The year-to-date return for iShares S&P 500 Value (IVE) trails, but only modestly: the ETF is up 20.6% this year.
Is the value rally finally poised to take off? “I’m a little skeptical that this has legs,” says Aaron Dunn, co-director of value equity at Eaton Vance. “This is more of a momentum reversal and the valuations aren’t that compelling anymore.”
A complicating factor is the potential for blowback for the global economy following the attacks on Saudi Arabia’s oil-production facilities over the weekend. “I’m not sure the global economy is in a state where it’s going to be able to absorb [higher oil prices] if [they] stay elevated,” advises Peter Boockvar, chief investment officer at Bleakley Advisory Group.

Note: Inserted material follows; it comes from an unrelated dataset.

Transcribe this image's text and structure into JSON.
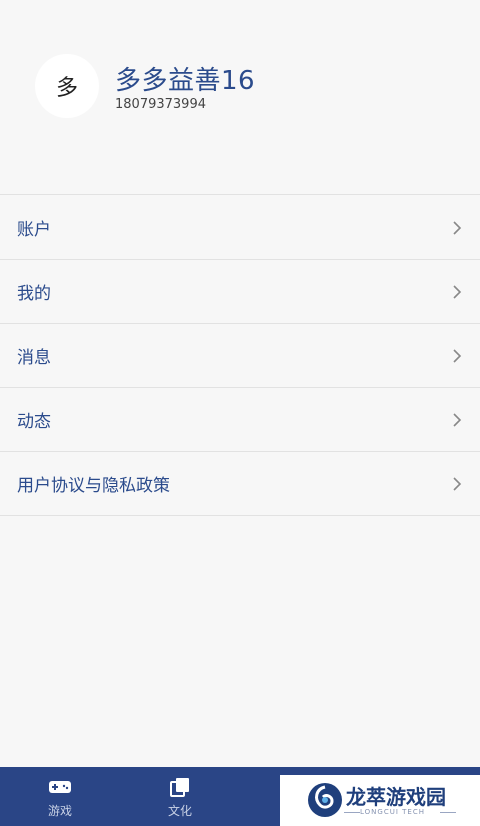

But value stocks represent an unusual bargain, Barron’s counters: “The Russell 1000 Value Index trades at about 17 times trailing earnings compared with 27 times for the Russell 1000 Growth Index. That 10-point gap is one of the largest divergences since the global financial crisis.”
Is the discount enough to give value an edge – at a time when the US economy is facing what appears to be an extended period of softer growth, perhaps to the point of threatening a recession?
It’s fair to say that skepticism abounds, which is a byproduct of value’s long-running underperformance vs. growth.
“This recent activity that you’ve seen in value over growth hasn’t been accompanied with massive participation,” says Chris Hempstead, an ETF consultant and former head of ETF sales at Deutsche Bank. “Sure, there might be some people positioning the way it’s suggesting, but I would probably guess that the trend is going to continue, growth is going to be in favor, momentum’s going to be in favor and value’s going to still lag.”
Maybe, but for the moment the value crowd (along with contrarians) have the wind at their back.